I also wouldn’t recommend carrying the Predator 21X for any extended period of time. As you can imagine, it’s quite heavy. That being said, the Beast can also be uncomfortable if used on a desk without certain additional pieces of hardware. You see, as a result of the sheer amount of technology packed into the laptop — as well as the fact that it features a full-size mechanical keyboard — the device’s user input hardware is actually rather tall, in comparison to smaller laptops.
However, Acer does include a hand rest that magnetically attaches to the Predator 21X, and this certainly improves the laptop’s usability.
If I have any complaints about this laptop — and truth be told, I have few complaints — it’s that the device’s touchpad is decidedly subpar when compared to the rest of the computer’s build. It’s a Windows Precision Touchpad with two physical buttons for right- and left-clicking.
The buttons are mushy and the touchpad is dissatisfactory, and I highly recommend investing in a hardware mouse. Additionally, if you find the touchpad utterly repulsive, fret not. It’s magnetic and removable. Flipping it over reveals a numerical keypad.
On a final usability note, the Predator 21X also comes with Tobii EyeX eye-tracking. It works well enough, but I found that I disabled it after the novelty wore off.
I’m sure others could get more use out of eye-tracking software, but I’ve found that I’m not the kind of person who prefers eye-tracking over simply controlling an in-game camera — or my mouse cursor — with physical hardware inputs. Ultimately, it comes down to a matter of precision, and as of right now, a hardware controller or a hardware mouse is more precise than eye-tracking software.
Some final thoughts on the wonders the human species has witnessed
Earlier I called the Beast overpowered, but that’s actually a little insulting to the Predator 21X. Superman is overpowered. Goku is overpowered. The U.S. military — and all its branches — is overpowered.
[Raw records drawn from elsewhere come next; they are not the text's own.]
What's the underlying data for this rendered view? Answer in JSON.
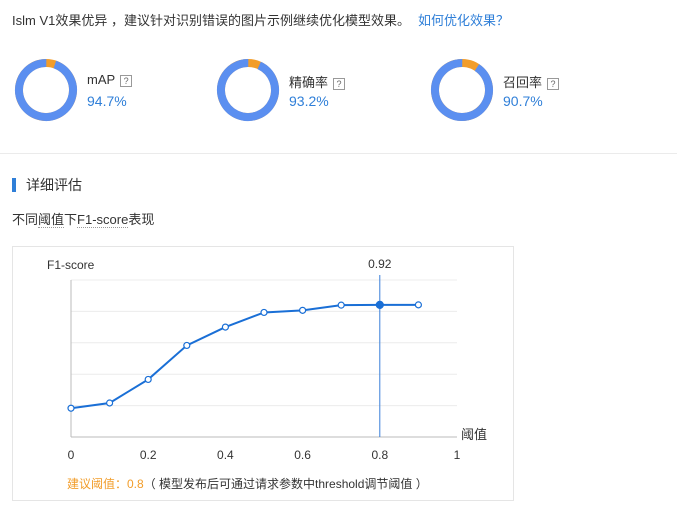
{
  "header": {
    "text": "Islm V1效果优异 ，建议针对识别错误的图片示例继续优化模型效果。",
    "link": "如何优化效果？"
  },
  "metrics": [
    {
      "name": "mAP",
      "value_text": "94.7%",
      "value": 0.947
    },
    {
      "name": "精确率",
      "value_text": "93.2%",
      "value": 0.932
    },
    {
      "name": "召回率",
      "value_text": "90.7%",
      "value": 0.907
    }
  ],
  "help_mark": "?",
  "colors": {
    "ring_main": "#5b8ff0",
    "ring_rest": "#f29d2a",
    "accent": "#2f7fd8",
    "orange": "#f29d2a",
    "line": "#1a6fd6"
  },
  "section": {
    "title": "详细评估"
  },
  "chart_subtitle": {
    "prefix": "不同",
    "mid1": "阈值",
    "mid2": "下",
    "mid3": "F1-score",
    "suffix": "表现"
  },
  "chart_data": {
    "type": "line",
    "ylabel": "F1-score",
    "xlabel": "阈值",
    "x_ticks": [
      "0",
      "0.2",
      "0.4",
      "0.6",
      "0.8",
      "1"
    ],
    "xlim": [
      0,
      1
    ],
    "ylim": [
      0.4,
      1.0
    ],
    "grid": true,
    "x": [
      0,
      0.1,
      0.2,
      0.3,
      0.4,
      0.5,
      0.6,
      0.7,
      0.8,
      0.9
    ],
    "y": [
      0.51,
      0.53,
      0.62,
      0.75,
      0.82,
      0.876,
      0.884,
      0.904,
      0.905,
      0.905
    ],
    "highlight": {
      "x": 0.8,
      "label": "0.92"
    }
  },
  "suggestion": {
    "label": "建议阈值：0.8",
    "note": "（ 模型发布后可通过请求参数中threshold调节阈值 ）"
  }
}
Some people joke that even the cheapest, lowest-end smartphone is still magnitudes of times more powerful than the machines used to coordinate the Apollo 11 mission to the moon. Imagine what NASA could have done with just five Predator 21X computers.
All of which is to say that the Predator 21X is not overpowered. It is, however, quite possibly the most powerful consumer-grade computer in the world, and if you ever have the opportunity to use it, I highly recommend trying to get it to slow down by utilizing the basic software that people use on a daily basis. When the machines finally take over, I sincerely hope The Beast and its siblings are on our side.
Photography by Patrick O’Rourke.